Love Before You Give
During our stay at ESI, I would wake up to this quote every morning: “You can give without loving, but you can’t love without giving.” The quote stood over a little nook in the room I shared with Abigail. The bold, brown printed letters always remained for me to read, as it stood above the red cushions lining the wooden surface of the nook. I remember my heart responding immediately upon first sight. Even before coming on this trip, I had been considering the ways I could change my mindset about service and community engagement. However, I only used my mind to think about this question. In Ahmedabad, I learned that I should live my life through the heart, mind, and hands. I seemed to only have one-third of that down. I missed the connection between my heart and hands. For me, this quote tells me that you cannot give or fulfill the needs of others without loving. If love comes first, I should have faith that everything else will follow. This basic step of loving had completely slipped my mind, and I was struck by the simplicity of the method. If I put my heart forward, maybe my mind and hands will follow.
After reflecting on the quote in Ahmedabad, I found myself thrown off in the contrasting environment of Pune. The city, hotel, and change of pace made me feel less present. Part of me missed the life back at ESI, especially the people and the natural beauty of the institute. For the first time in Niswarth, I found myself uncomfortable, but not in a way where I felt like I was pushing my own boundaries. I just felt “out of it.” The same feeling stayed with me while meeting the Akanksha students for the first time. The Design for Change system allows us to give solutions to communities, but I found myself caught up in the technicalities of the project, rather than trying to engage myself with my new peers in the program. The next day, I was disappointed in myself that I had not been able to offer my peers love and support.
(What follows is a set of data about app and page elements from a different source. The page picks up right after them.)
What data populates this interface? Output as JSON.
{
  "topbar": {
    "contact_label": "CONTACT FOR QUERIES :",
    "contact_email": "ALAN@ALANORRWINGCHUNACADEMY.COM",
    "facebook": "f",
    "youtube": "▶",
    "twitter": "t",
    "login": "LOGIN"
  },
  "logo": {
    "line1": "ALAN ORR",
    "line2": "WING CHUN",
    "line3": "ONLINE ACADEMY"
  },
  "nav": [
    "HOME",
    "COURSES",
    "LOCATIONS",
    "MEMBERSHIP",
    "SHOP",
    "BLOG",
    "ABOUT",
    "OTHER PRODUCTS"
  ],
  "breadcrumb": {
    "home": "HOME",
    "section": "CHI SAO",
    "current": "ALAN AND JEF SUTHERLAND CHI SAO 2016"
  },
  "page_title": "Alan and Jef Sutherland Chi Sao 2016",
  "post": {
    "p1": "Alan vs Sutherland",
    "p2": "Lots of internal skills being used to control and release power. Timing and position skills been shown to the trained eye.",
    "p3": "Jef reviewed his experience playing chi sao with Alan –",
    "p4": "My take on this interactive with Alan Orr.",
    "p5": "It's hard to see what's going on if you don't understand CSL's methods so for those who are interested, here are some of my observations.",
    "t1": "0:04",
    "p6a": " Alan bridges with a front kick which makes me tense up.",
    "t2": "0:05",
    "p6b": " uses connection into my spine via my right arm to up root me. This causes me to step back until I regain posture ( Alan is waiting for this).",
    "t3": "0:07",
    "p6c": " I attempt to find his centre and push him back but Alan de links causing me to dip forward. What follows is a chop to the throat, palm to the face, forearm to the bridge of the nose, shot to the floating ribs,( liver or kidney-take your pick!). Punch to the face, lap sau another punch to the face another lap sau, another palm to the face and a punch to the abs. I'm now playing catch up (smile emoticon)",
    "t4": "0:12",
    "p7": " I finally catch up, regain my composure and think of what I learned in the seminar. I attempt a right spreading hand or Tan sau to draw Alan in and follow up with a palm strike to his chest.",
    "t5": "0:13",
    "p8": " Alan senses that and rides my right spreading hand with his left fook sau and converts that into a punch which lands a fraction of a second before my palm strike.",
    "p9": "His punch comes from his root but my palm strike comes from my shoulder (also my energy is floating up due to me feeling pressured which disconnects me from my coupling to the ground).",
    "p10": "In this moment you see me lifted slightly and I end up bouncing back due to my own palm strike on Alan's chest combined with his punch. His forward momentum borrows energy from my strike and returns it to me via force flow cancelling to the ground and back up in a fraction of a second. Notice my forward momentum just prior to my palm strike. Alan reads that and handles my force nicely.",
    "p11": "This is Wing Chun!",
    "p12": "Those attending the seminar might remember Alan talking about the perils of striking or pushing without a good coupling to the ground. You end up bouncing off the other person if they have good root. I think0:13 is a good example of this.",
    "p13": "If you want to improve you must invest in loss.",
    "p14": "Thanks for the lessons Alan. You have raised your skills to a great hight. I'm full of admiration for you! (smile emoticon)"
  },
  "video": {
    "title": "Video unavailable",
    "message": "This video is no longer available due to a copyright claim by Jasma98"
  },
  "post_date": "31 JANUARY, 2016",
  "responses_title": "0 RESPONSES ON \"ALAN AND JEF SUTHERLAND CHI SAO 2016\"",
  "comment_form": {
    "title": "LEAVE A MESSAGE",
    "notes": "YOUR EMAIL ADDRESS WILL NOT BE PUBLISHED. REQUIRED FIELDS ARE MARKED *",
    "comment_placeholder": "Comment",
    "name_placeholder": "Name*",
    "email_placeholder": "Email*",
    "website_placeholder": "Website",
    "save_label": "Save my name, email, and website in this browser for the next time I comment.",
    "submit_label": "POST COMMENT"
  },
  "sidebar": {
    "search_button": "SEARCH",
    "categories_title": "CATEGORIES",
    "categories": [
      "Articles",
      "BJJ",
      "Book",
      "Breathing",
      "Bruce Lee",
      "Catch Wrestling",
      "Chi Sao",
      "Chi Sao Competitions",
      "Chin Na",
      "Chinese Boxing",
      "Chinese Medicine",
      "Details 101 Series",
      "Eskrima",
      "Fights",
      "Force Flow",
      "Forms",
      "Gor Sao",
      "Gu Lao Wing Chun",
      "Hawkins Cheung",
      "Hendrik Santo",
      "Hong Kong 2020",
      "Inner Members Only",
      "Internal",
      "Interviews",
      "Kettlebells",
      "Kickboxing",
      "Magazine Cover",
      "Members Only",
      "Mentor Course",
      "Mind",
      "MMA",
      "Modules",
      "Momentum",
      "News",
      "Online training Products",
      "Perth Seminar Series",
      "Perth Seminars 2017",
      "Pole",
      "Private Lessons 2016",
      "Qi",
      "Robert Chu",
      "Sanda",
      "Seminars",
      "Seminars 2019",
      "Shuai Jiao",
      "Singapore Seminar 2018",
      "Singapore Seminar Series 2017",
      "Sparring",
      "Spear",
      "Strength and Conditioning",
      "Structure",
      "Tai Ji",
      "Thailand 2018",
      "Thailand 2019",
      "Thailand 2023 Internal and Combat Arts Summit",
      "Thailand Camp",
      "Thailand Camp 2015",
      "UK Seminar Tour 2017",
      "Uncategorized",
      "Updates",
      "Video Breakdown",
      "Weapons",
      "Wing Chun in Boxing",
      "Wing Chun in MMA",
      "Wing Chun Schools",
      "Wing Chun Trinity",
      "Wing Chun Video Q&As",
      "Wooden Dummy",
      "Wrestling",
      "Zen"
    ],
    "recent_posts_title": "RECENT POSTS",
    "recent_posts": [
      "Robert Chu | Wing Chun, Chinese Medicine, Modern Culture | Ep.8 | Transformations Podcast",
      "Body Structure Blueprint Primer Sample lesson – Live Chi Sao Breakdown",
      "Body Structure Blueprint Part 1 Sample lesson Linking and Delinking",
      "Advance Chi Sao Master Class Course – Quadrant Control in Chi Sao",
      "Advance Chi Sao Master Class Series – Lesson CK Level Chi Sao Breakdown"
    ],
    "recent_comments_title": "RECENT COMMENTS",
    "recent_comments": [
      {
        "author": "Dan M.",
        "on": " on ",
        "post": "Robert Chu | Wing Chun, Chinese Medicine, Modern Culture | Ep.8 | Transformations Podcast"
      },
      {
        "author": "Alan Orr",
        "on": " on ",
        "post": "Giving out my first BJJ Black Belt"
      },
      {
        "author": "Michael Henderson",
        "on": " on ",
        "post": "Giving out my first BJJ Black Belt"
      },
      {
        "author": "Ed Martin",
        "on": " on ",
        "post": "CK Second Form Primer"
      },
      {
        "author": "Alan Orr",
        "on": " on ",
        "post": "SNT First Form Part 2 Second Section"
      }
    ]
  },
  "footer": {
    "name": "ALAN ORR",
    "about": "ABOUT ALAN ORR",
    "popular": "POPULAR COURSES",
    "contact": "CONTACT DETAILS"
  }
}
I was so caught up in thinking about how I felt that I had failed to consider the feelings of others. The next day was much better, as I got to know the people in my group. For a moment on that first day, I had felt myself slip back into my own habits of worrying about how I could give, rather than taking the time to love. I hope that during the DFC project, I will remind myself to love before I try to give.